=== Available data ===
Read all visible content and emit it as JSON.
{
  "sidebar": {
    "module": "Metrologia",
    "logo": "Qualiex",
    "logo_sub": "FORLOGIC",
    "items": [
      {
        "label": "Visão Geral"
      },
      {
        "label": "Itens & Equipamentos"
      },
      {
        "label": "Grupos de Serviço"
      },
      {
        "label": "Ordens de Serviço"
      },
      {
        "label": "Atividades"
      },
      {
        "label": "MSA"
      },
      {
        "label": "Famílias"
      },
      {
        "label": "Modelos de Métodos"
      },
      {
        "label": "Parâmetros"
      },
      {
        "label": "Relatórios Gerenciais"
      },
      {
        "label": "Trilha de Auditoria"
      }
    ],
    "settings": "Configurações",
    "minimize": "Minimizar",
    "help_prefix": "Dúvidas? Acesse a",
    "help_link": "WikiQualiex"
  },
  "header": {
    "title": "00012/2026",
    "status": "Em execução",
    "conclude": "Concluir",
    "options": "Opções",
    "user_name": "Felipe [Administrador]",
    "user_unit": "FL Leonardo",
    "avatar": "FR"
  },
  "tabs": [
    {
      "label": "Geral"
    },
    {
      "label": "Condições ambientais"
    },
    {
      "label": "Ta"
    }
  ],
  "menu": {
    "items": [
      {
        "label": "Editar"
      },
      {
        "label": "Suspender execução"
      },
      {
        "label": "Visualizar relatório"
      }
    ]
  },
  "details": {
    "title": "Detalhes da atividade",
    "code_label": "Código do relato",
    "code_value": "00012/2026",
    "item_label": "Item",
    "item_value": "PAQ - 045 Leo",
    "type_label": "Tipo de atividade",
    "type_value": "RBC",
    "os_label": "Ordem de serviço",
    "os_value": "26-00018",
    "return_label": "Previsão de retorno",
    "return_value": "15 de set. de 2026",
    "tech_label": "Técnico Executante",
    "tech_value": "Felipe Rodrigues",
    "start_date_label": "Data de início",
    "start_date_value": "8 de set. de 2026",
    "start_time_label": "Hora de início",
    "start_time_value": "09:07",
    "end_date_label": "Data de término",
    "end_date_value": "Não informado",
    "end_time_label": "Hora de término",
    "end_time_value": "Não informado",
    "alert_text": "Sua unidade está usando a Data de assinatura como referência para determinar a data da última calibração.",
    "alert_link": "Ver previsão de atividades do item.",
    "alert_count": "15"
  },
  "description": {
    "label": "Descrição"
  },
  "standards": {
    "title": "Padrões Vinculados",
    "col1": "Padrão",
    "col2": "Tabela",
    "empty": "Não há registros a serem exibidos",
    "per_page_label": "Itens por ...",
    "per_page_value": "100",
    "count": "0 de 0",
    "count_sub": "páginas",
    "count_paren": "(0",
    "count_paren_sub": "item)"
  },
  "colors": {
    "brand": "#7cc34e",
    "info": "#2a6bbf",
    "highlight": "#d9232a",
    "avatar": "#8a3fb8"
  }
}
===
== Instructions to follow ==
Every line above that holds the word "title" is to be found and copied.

== Response for this exercise ==
    "title": "00012/2026",
    "title": "Detalhes da atividade",
    "title": "Padrões Vinculados",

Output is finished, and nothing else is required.